“Can he walk?” asked the captain.
The Leewit realized that he had his hand on her shoulder — lending her strength. Like touch-talk klatha, strength-lending seemed to function best with actual contact. He looked tired, but she didn’t feel as tired as the last time. Well, maybe she was getting better at it. She wasn’t ever going to tell anyone, but this was hard. Or maybe it was the captain’s klatha strength she’d leaned on. She’d asked for his help before, but not this time. It was a weird thing, suddenly getting what Goth thought was so wonderful about the captain. She’d said when the Leewit asked, but it hadn’t made sense back then: You never have to ask him twice.
“Nope. But it doesn’t hurt, does it Nady?”
The old gatherer blinked. “No. It feels fine…” He would have tried to stand up and undo her work, but for Ta’zara thinking faster than either she or the captain did, and pushing him down.
“We’ll carry him. It’s a pity we have nothing for a stretcher, but he’s a skinny drink of water,” said the captain. “We can’t be that far from that cave, and at least he can tell us where to go.”

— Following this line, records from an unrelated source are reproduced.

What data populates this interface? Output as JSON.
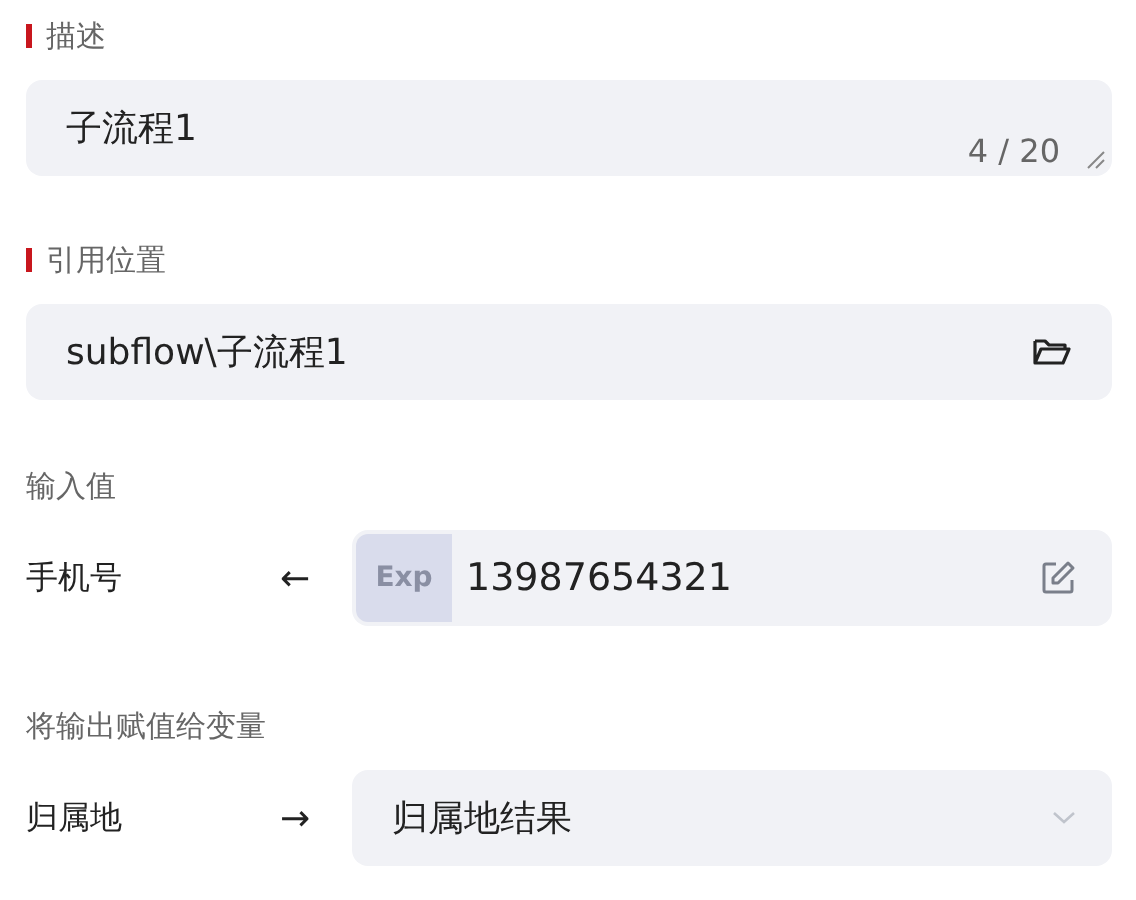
{
  "description": {
    "label": "描述",
    "required": true,
    "value": "子流程1",
    "count": "4 / 20"
  },
  "reference": {
    "label": "引用位置",
    "required": true,
    "value": "subflow\\子流程1"
  },
  "inputs": {
    "label": "输入值",
    "rows": [
      {
        "name": "手机号",
        "arrow": "←",
        "tag": "Exp",
        "value": "13987654321"
      }
    ]
  },
  "outputs": {
    "label": "将输出赋值给变量",
    "rows": [
      {
        "name": "归属地",
        "arrow": "→",
        "value": "归属地结果"
      }
    ]
  }
}
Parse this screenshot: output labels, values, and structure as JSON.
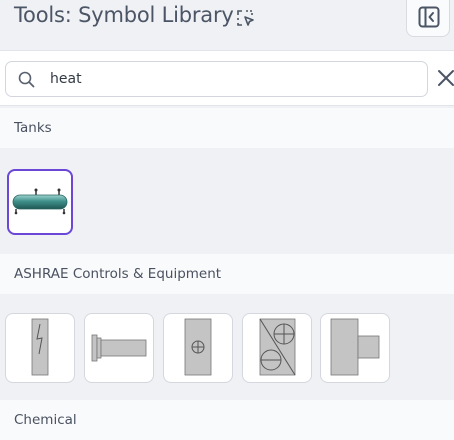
{
  "header": {
    "title": "Tools: Symbol Library",
    "title_icon": "select-region-icon",
    "collapse_icon": "panel-collapse-icon"
  },
  "search": {
    "value": "heat",
    "placeholder": "",
    "search_icon": "search-icon",
    "clear_icon": "close-icon"
  },
  "sections": [
    {
      "label": "Tanks",
      "symbols": [
        {
          "name": "horizontal-heat-exchanger-tank",
          "selected": true
        }
      ]
    },
    {
      "label": "ASHRAE Controls & Equipment",
      "symbols": [
        {
          "name": "electric-heater"
        },
        {
          "name": "heating-coil"
        },
        {
          "name": "heat-exchanger-plus"
        },
        {
          "name": "heat-recovery-wheel"
        },
        {
          "name": "duct-heater"
        }
      ]
    },
    {
      "label": "Chemical",
      "symbols": []
    }
  ],
  "colors": {
    "accent": "#6a47d6",
    "tank": "#3f8f8a",
    "symbol_fill": "#c4c4c4"
  }
}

“And keep an eye for more porpentiles,” said the Leewit.
“I shall watch for those too,” said Ta’zara. “I will carry him first, Captain. Lift him onto my back. He can tell us where to go. ”
So the captain did, ignoring Nady’s protests. At least the porpentiles were unlikely to trouble them.
Pausert was glad to let Ta’zara take the first shift of carrying, as they headed on down the pass, so he could suck at the glucose tube in the rebreather. That gave him time to recover, and time to think. The answer to the shortage of catalyst was that the porpentiles weren’t splitting into baby tumble-flowers, that was plain. But how should that news be handled? “Nady. The porpentiles — do you get them elsewhere? I mean elsewhere on the planet.”
“Wouln’ know,” said the gatherer. “I never been past Mount Lofty.”
“You said the surveyors found tumble-flowers elsewhere,” said the Leewit.
“Yeah, but then yer can see one of those easy enough. Them survey blokes wouldn’t see a porpentile unless it jumped on ’em.”
That could well be true. “So they could just live here in these mountains?”
“Could do, I suppose,” said the gatherer. “No one cares really.”
Soon they swapped over, and the captain had to concentrate on his feet on the rocky trail rather than the problems of Cinderby’s World. They took two more turns each, before the airlock to the cave came in sight.
Once inside, it seemed that the decision on how the news should be handled was made by the only member of the party who wasn’t dead-beat from carrying extra — either a pack or the injured gatherer — and that, of course, was Nady. He had plenty of energy and breath for it. He was certainly eager to use both — and he was quite a story-teller, with a tale of something that held his audience in mortal fear. He had all the other gatherers around him — and after a few moments the Leewit said to Ta’zara: “Go stop him jumping up.”
So Ta’zara did, pressing a hand onto his shoulder every time the gatherer tried. Nady still had his audience in the palm of his hand. Captain Pausert smiled to himself, enjoying just sitting and resting, listening to a tale that was already a lot more dramatic than it had been, growing and growing. He had been quite right about one thing. Nady would probably never pay for another drink in a bar on Cinderby’s World.
As an option, keeping it all a secret was off the table.